• Task
Find the lines of the material below that include the string "kind", then copy each one.

• Material to process
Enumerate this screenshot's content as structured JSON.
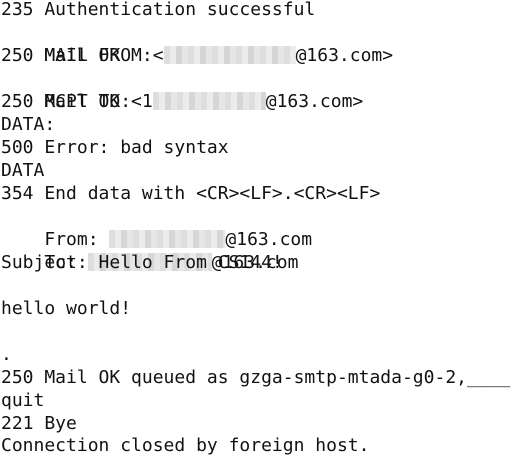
{
  "terminal": {
    "lines": {
      "auth": "235 Authentication successful",
      "mail_from_prefix": "MAIL FROM:<",
      "mail_from_suffix": "@163.com>",
      "mail_ok_1": "250 Mail OK",
      "rcpt_prefix": "RCPT TO:<1",
      "rcpt_suffix": "@163.com>",
      "mail_ok_2": "250 Mail OK",
      "data_colon": "DATA:",
      "error": "500 Error: bad syntax",
      "data": "DATA",
      "end_data": "354 End data with <CR><LF>.<CR><LF>",
      "from_prefix": "From: ",
      "from_suffix": "@163.com",
      "to_prefix": "To: ",
      "to_suffix": "@163.com",
      "subject": "Subject: Hello From CS144!",
      "body": "hello world!",
      "dot": ".",
      "queued": "250 Mail OK queued as gzga-smtp-mtada-g0-2,____",
      "quit": "quit",
      "bye": "221 Bye",
      "closed": "Connection closed by foreign host."
    }
  }
}
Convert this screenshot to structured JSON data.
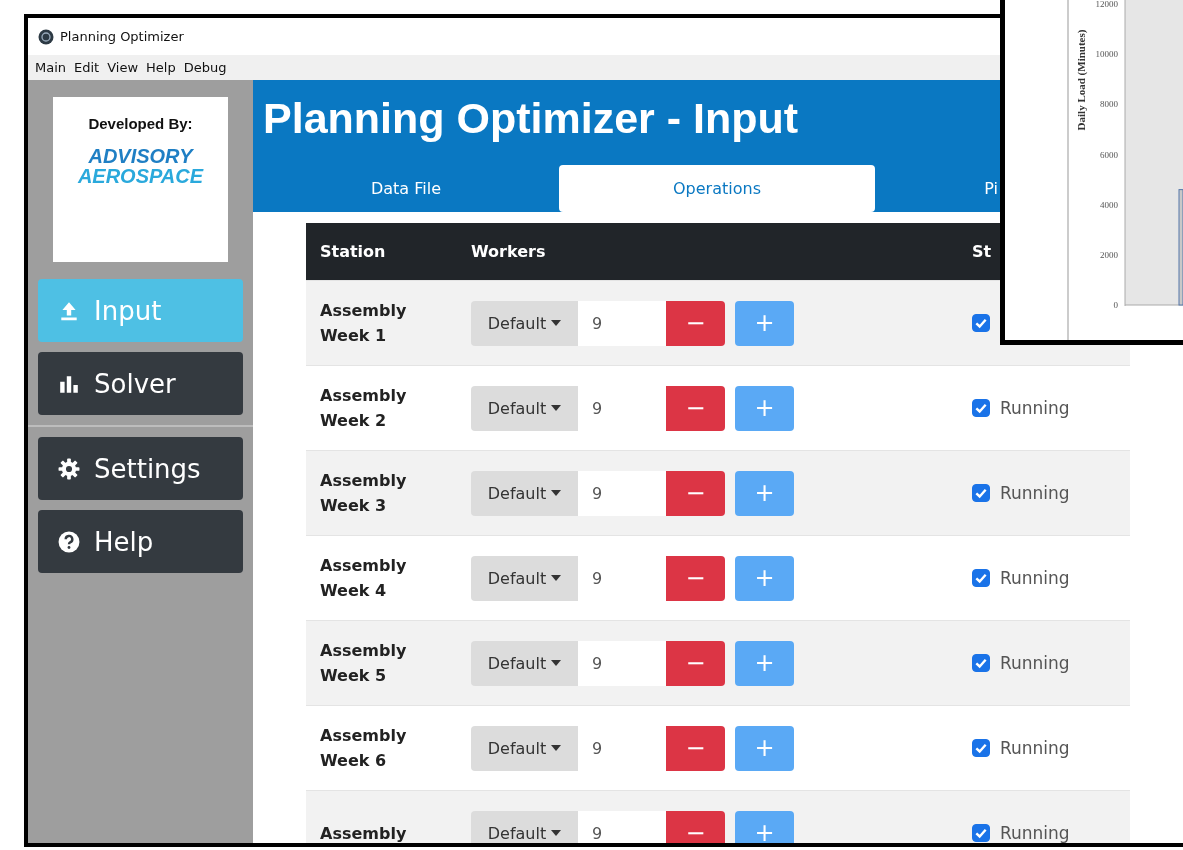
{
  "window": {
    "title": "Planning Optimizer"
  },
  "menu": [
    "Main",
    "Edit",
    "View",
    "Help",
    "Debug"
  ],
  "sidebar": {
    "credit": "Developed By:",
    "logo_lines": [
      "ADVISORY",
      "AEROSPACE"
    ],
    "items": [
      {
        "label": "Input",
        "kind": "upload",
        "selected": true
      },
      {
        "label": "Solver",
        "kind": "chart",
        "selected": false
      },
      {
        "label": "Settings",
        "kind": "gear",
        "selected": false
      },
      {
        "label": "Help",
        "kind": "question",
        "selected": false
      }
    ]
  },
  "header": {
    "title": "Planning Optimizer - Input",
    "tabs": [
      {
        "label": "Data File",
        "selected": false
      },
      {
        "label": "Operations",
        "selected": true
      },
      {
        "label": "Pi",
        "selected": false
      }
    ]
  },
  "table": {
    "columns": [
      "Station",
      "Workers",
      "St"
    ],
    "rows": [
      {
        "station": [
          "Assembly",
          "Week 1"
        ],
        "mode": "Default",
        "workers": "9",
        "minus": "−",
        "plus": "+",
        "checked": true
      },
      {
        "station": [
          "Assembly",
          "Week 2"
        ],
        "mode": "Default",
        "workers": "9",
        "minus": "−",
        "plus": "+",
        "checked": true,
        "status": "Running"
      },
      {
        "station": [
          "Assembly",
          "Week 3"
        ],
        "mode": "Default",
        "workers": "9",
        "minus": "−",
        "plus": "+",
        "checked": true,
        "status": "Running"
      },
      {
        "station": [
          "Assembly",
          "Week 4"
        ],
        "mode": "Default",
        "workers": "9",
        "minus": "−",
        "plus": "+",
        "checked": true,
        "status": "Running"
      },
      {
        "station": [
          "Assembly",
          "Week 5"
        ],
        "mode": "Default",
        "workers": "9",
        "minus": "−",
        "plus": "+",
        "checked": true,
        "status": "Running"
      },
      {
        "station": [
          "Assembly",
          "Week 6"
        ],
        "mode": "Default",
        "workers": "9",
        "minus": "−",
        "plus": "+",
        "checked": true,
        "status": "Running"
      },
      {
        "station": [
          "Assembly"
        ],
        "mode": "Default",
        "workers": "9",
        "minus": "−",
        "plus": "+",
        "checked": true,
        "status": "Running"
      }
    ]
  },
  "inset": {
    "chart_data": {
      "type": "bar",
      "ylabel": "Daily Load (Minutes)",
      "ylim": [
        0,
        12000
      ],
      "yticks": [
        0,
        2000,
        4000,
        6000,
        8000,
        10000,
        12000
      ],
      "values": [
        4600
      ]
    }
  }
}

• Exercise response
        "kind": "upload",
        "kind": "chart",
        "kind": "gear",
        "kind": "question",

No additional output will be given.